    Thanks.
  6. Standard member Wulebgr
    Angler
    14 Nov '05 20:52
    Originally posted by RBHILL
    What is the difference?

    I saw online that a database will give you the next move to make.

    So I think we should just be able to use books.

    But all I want is to know the difference, I didn't put this up to here people complain.
    Database use is permitted in correspondence chess, engines are not.

    A database stores games that have been played; an engine plays, or analyzes the play of others.
  7. Standard member RBHILL
    Acts 13:48
    14 Nov '05 21:02
    Originally posted by Wulebgr
    Database use is permitted in correspondence chess, engines are not.

    A database stores games that have been played; an engine plays, or analyzes the play of others.
    Great thanks.
  8. Standard member RBHILL
    Acts 13:48
    18 Nov '05 01:04
    ECO codes are like using a database right, so they are allowed right?
  9. Standard member XanthosNZ
    Cancerous Bus Crash
    18 Nov '05 02:33
    Originally posted by RBHILL
    ECO codes are like using a database right, so they are allowed right?
    Yes. Anything but a chess engine or someone giving advice on a game in progress is allowed.
  10. Standard member RBHILL
    Acts 13:48
    18 Nov '05 02:34 / 1 edit
    Originally posted by XanthosNZ
    Yes. Anything but a chess engine or someone giving advice on a game in progress is allowed.
    cool.
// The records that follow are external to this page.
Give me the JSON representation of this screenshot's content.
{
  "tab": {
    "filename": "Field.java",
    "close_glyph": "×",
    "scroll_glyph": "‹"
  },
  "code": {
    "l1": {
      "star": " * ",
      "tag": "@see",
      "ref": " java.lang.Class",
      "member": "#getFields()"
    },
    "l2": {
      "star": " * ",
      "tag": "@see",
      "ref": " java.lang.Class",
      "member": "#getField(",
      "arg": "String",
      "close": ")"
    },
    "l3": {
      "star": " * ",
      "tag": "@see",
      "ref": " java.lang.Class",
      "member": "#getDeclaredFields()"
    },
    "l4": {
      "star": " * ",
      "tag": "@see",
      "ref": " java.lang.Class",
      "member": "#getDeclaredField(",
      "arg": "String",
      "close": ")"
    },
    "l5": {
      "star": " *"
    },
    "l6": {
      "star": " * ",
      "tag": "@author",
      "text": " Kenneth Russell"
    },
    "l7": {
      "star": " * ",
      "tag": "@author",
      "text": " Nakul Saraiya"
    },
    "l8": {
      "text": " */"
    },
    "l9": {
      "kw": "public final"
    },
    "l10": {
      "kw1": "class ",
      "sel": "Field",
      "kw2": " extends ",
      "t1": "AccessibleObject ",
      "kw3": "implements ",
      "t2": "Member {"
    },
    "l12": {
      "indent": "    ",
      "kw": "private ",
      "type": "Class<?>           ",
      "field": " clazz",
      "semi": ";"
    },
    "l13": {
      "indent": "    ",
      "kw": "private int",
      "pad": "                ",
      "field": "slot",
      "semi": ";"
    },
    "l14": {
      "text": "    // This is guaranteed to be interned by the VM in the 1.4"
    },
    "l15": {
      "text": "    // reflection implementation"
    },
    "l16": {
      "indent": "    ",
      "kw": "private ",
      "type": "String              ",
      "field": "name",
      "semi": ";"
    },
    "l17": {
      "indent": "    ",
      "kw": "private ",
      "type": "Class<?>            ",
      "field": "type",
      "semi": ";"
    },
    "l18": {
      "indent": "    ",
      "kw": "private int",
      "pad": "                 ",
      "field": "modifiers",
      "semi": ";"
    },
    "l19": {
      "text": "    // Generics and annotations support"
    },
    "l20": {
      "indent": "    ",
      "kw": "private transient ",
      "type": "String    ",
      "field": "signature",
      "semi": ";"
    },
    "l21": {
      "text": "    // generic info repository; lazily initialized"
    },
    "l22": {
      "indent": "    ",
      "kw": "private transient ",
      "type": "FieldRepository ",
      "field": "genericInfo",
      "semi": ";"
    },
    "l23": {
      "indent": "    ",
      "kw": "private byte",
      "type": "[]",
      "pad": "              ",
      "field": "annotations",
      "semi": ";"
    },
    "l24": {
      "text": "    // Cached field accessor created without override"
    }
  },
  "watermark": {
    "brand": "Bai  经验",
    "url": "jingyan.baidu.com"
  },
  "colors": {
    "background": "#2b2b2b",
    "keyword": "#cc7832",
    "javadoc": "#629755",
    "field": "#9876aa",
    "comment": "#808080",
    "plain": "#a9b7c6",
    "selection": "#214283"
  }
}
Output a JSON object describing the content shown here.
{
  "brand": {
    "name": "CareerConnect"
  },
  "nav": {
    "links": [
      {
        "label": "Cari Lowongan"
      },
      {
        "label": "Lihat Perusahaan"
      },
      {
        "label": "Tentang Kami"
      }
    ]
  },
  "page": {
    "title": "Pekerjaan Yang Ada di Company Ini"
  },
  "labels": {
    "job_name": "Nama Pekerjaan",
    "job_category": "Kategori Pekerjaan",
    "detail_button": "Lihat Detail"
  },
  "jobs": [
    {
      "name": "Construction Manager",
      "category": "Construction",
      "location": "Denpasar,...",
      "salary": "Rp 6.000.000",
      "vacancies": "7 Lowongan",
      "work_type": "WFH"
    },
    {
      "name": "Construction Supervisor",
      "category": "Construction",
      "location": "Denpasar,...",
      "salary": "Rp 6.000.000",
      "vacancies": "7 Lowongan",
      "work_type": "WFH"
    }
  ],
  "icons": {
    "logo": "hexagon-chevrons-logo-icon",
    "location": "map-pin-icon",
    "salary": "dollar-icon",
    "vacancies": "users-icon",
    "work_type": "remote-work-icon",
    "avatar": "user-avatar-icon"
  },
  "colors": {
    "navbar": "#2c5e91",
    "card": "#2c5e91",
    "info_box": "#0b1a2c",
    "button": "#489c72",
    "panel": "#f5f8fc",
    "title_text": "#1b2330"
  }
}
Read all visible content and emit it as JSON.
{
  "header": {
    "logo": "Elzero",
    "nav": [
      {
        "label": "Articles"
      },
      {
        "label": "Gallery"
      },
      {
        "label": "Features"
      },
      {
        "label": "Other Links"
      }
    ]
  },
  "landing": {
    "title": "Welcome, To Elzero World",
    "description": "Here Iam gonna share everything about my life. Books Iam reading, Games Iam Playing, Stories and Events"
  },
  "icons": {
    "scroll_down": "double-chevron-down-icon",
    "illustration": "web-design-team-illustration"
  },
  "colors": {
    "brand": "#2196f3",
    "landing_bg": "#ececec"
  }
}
Are they helpful if you have used them before?

    Good learning tool?

    Is it better then a chess book?
  11. Standard member Wulebgr
    Angler
    18 Nov '05 07:03
    Originally posted by RBHILL
    cool. Are they helpful if you have used them before?

    Good learning tool?

    Is it better then a chess book?
    ECO codes are the structure of a five volume book called Encyclopedia of Chess Openings. I have them sitting next to my computer, but it is possible to buy them in electronic format.
  12. 18 Nov '05 10:43
    Originally posted by Wulebgr
    ECO codes are the structure of a five volume book called Encyclopedia of Chess Openings. I have them sitting next to my computer, but it is possible to buy them in electronic format.
    I don't mean to hijack the thread but can anybody recommend a database engine? Has to be an updatable one. Thanks.
  13. Standard member Wulebgr
    Angler
    18 Nov '05 13:36
    Originally posted by tharg
    I don't mean to hijack the thread but can anybody recommend a database engine? Has to be an updatable one. Thanks.
    Which database program do you use?
  14. Standard member RBHILL
    Acts 13:48
    18 Nov '05 17:55
    Originally posted by Wulebgr
    ECO codes are the structure of a five volume book called Encyclopedia of Chess Openings. I have them sitting next to my computer, but it is possible to buy them in electronic format.
    Why not copy and past to you excel program with the ECO codes.
  15. Subscriber invigorate
    Only 1 F in Uckfield
    18 Nov '05 19:09
    Originally posted by RBHILL
    Why not copy and past to you excel program with the ECO codes.
    I know it is in the rules but....

    I'm not sure that consulting a database is in the spirit of rhp.
    I think that outside help during a game is morally wrong.
    I'm happy with people revising openings before games start and analysing games after they finish, but I'm uncomfortable with any interference during play.